**Required action**
Once you have read the records below, restate them word for word.

(Exercise materials begins)

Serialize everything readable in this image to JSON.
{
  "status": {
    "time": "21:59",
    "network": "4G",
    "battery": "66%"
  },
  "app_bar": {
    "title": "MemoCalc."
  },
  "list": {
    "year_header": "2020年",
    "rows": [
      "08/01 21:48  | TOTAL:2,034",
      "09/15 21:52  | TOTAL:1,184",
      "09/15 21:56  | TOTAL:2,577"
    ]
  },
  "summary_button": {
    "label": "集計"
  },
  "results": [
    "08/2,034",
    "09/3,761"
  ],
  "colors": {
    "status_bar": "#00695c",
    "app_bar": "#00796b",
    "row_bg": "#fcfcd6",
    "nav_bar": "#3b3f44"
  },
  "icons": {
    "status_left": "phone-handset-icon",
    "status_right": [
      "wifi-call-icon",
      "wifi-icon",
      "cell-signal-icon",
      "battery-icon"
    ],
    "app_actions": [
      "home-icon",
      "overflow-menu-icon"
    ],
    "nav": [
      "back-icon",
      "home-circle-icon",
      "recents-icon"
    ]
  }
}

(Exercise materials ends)

**Completed task**
Serialize everything readable in this image to JSON.
{
  "status": {
    "time": "21:59",
    "network": "4G",
    "battery": "66%"
  },
  "app_bar": {
    "title": "MemoCalc."
  },
  "list": {
    "year_header": "2020年",
    "rows": [
      "08/01 21:48  | TOTAL:2,034",
      "09/15 21:52  | TOTAL:1,184",
      "09/15 21:56  | TOTAL:2,577"
    ]
  },
  "summary_button": {
    "label": "集計"
  },
  "results": [
    "08/2,034",
    "09/3,761"
  ],
  "colors": {
    "status_bar": "#00695c",
    "app_bar": "#00796b",
    "row_bg": "#fcfcd6",
    "nav_bar": "#3b3f44"
  },
  "icons": {
    "status_left": "phone-handset-icon",
    "status_right": [
      "wifi-call-icon",
      "wifi-icon",
      "cell-signal-icon",
      "battery-icon"
    ],
    "app_actions": [
      "home-icon",
      "overflow-menu-icon"
    ],
    "nav": [
      "back-icon",
      "home-circle-icon",
      "recents-icon"
    ]
  }
}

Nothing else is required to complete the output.